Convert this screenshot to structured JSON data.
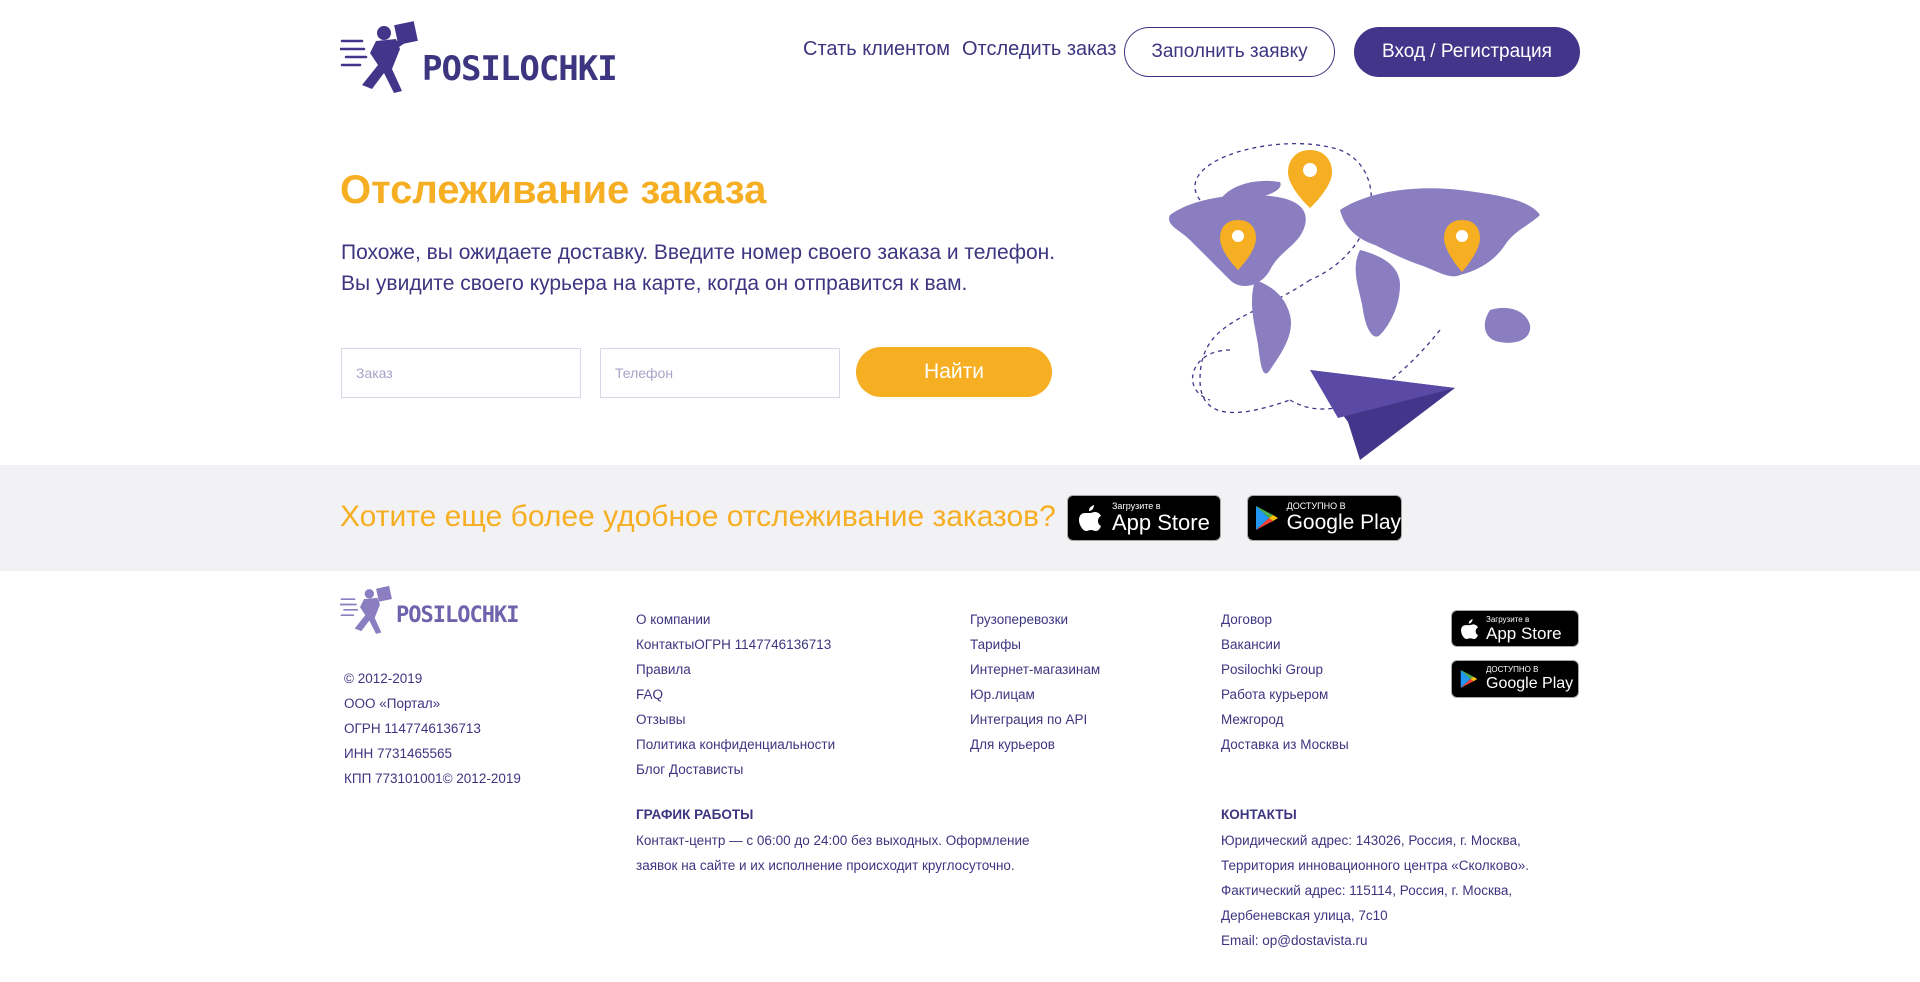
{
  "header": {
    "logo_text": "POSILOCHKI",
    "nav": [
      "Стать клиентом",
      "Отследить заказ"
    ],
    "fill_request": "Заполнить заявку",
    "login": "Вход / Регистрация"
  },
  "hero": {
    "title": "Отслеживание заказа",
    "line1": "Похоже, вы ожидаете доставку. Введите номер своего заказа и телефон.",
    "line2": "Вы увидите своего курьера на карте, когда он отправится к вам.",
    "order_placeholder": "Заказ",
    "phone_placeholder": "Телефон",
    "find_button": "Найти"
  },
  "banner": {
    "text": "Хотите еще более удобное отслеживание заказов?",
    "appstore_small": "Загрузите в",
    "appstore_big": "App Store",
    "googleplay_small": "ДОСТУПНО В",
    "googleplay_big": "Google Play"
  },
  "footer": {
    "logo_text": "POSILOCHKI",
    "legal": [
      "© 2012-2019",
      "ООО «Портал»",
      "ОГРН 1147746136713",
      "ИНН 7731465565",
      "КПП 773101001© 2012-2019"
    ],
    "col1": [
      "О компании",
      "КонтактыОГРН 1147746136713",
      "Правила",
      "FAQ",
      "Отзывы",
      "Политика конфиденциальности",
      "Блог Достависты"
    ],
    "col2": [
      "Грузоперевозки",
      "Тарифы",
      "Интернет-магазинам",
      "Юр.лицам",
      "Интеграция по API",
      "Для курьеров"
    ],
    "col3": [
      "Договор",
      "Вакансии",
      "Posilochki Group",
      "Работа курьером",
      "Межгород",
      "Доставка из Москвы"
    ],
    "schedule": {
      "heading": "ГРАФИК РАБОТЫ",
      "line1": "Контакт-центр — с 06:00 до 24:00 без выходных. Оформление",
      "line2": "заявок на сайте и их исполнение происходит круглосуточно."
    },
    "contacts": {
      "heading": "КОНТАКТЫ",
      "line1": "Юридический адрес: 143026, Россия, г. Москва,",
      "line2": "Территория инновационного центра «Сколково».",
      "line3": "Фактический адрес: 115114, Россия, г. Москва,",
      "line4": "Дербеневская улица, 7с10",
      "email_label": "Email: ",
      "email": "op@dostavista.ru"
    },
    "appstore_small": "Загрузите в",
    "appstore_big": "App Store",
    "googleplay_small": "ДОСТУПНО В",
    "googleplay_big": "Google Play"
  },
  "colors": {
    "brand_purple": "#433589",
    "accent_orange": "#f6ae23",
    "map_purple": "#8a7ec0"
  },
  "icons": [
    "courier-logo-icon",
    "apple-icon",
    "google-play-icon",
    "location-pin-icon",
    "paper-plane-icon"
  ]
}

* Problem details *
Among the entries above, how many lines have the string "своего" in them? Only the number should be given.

* Answer box *
2